* **Work instructions**: Every entry below should be repeated exactly; the pictures should not.

* **The data**:

+-------+

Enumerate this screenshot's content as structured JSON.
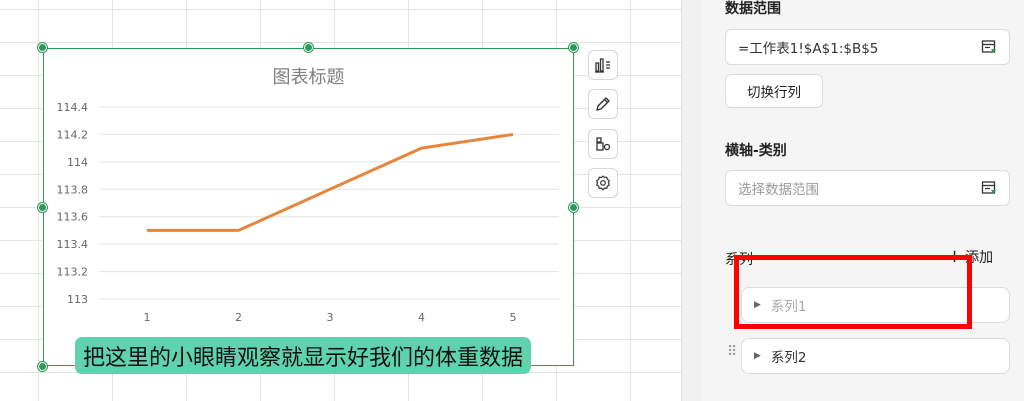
{
  "chart": {
    "title": "图表标题"
  },
  "chart_data": {
    "type": "line",
    "title": "图表标题",
    "categories": [
      "1",
      "2",
      "3",
      "4",
      "5"
    ],
    "series": [
      {
        "values": [
          113.5,
          113.5,
          113.8,
          114.1,
          114.2
        ],
        "color": "#e8853c"
      }
    ],
    "y_ticks": [
      "114.4",
      "114.2",
      "114",
      "113.8",
      "113.6",
      "113.4",
      "113.2",
      "113"
    ],
    "ylim": [
      113,
      114.4
    ],
    "grid": true,
    "line_color": "#e8853c"
  },
  "toolbar": {
    "icons": [
      "chart-type-icon",
      "pencil-icon",
      "chart-elements-icon",
      "gear-icon"
    ]
  },
  "caption": "把这里的小眼睛观察就显示好我们的体重数据",
  "panel": {
    "data_range_label": "数据范围",
    "data_range_value": "=工作表1!$A$1:$B$5",
    "switch_button": "切换行列",
    "category_axis_label": "横轴-类别",
    "category_axis_placeholder": "选择数据范围",
    "series_label": "系列",
    "add_label": "添加",
    "series": [
      "系列1",
      "系列2"
    ]
  },
  "colors": {
    "selection": "#2e9a5a",
    "line": "#e8853c",
    "caption_bg": "#5fd3ae",
    "highlight": "#ff0000"
  }
}
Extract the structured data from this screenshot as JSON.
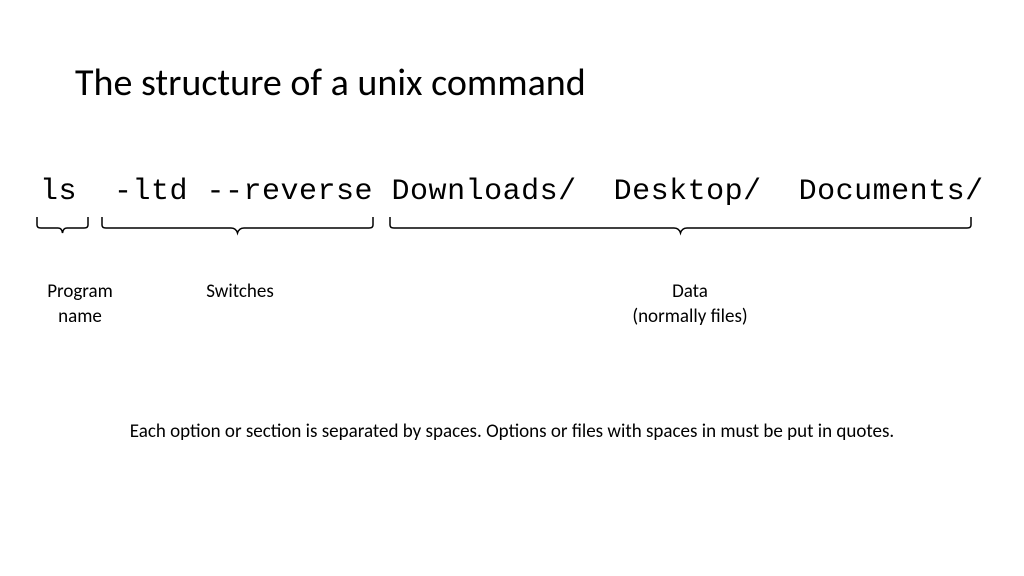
{
  "title": "The structure of a unix command",
  "command": "ls  -ltd --reverse Downloads/  Desktop/  Documents/",
  "labels": {
    "program": "Program name",
    "switches": "Switches",
    "data": "Data\n(normally files)"
  },
  "footnote": "Each option or section is separated by spaces.  Options or files with spaces in must be put in quotes."
}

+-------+

* **Your solution**:
Enumerate this screenshot's content as structured JSON.
{
  "chart": {
    "title": "图表标题"
  },
  "chart_data": {
    "type": "line",
    "title": "图表标题",
    "categories": [
      "1",
      "2",
      "3",
      "4",
      "5"
    ],
    "series": [
      {
        "values": [
          113.5,
          113.5,
          113.8,
          114.1,
          114.2
        ],
        "color": "#e8853c"
      }
    ],
    "y_ticks": [
      "114.4",
      "114.2",
      "114",
      "113.8",
      "113.6",
      "113.4",
      "113.2",
      "113"
    ],
    "ylim": [
      113,
      114.4
    ],
    "grid": true,
    "line_color": "#e8853c"
  },
  "toolbar": {
    "icons": [
      "chart-type-icon",
      "pencil-icon",
      "chart-elements-icon",
      "gear-icon"
    ]
  },
  "caption": "把这里的小眼睛观察就显示好我们的体重数据",
  "panel": {
    "data_range_label": "数据范围",
    "data_range_value": "=工作表1!$A$1:$B$5",
    "switch_button": "切换行列",
    "category_axis_label": "横轴-类别",
    "category_axis_placeholder": "选择数据范围",
    "series_label": "系列",
    "add_label": "添加",
    "series": [
      "系列1",
      "系列2"
    ]
  },
  "colors": {
    "selection": "#2e9a5a",
    "line": "#e8853c",
    "caption_bg": "#5fd3ae",
    "highlight": "#ff0000"
  }
}
Extract the structured data from this screenshot as JSON.
{
  "title": "The structure of a unix command",
  "command": "ls  -ltd --reverse Downloads/  Desktop/  Documents/",
  "labels": {
    "program": "Program name",
    "switches": "Switches",
    "data": "Data\n(normally files)"
  },
  "footnote": "Each option or section is separated by spaces.  Options or files with spaces in must be put in quotes."
}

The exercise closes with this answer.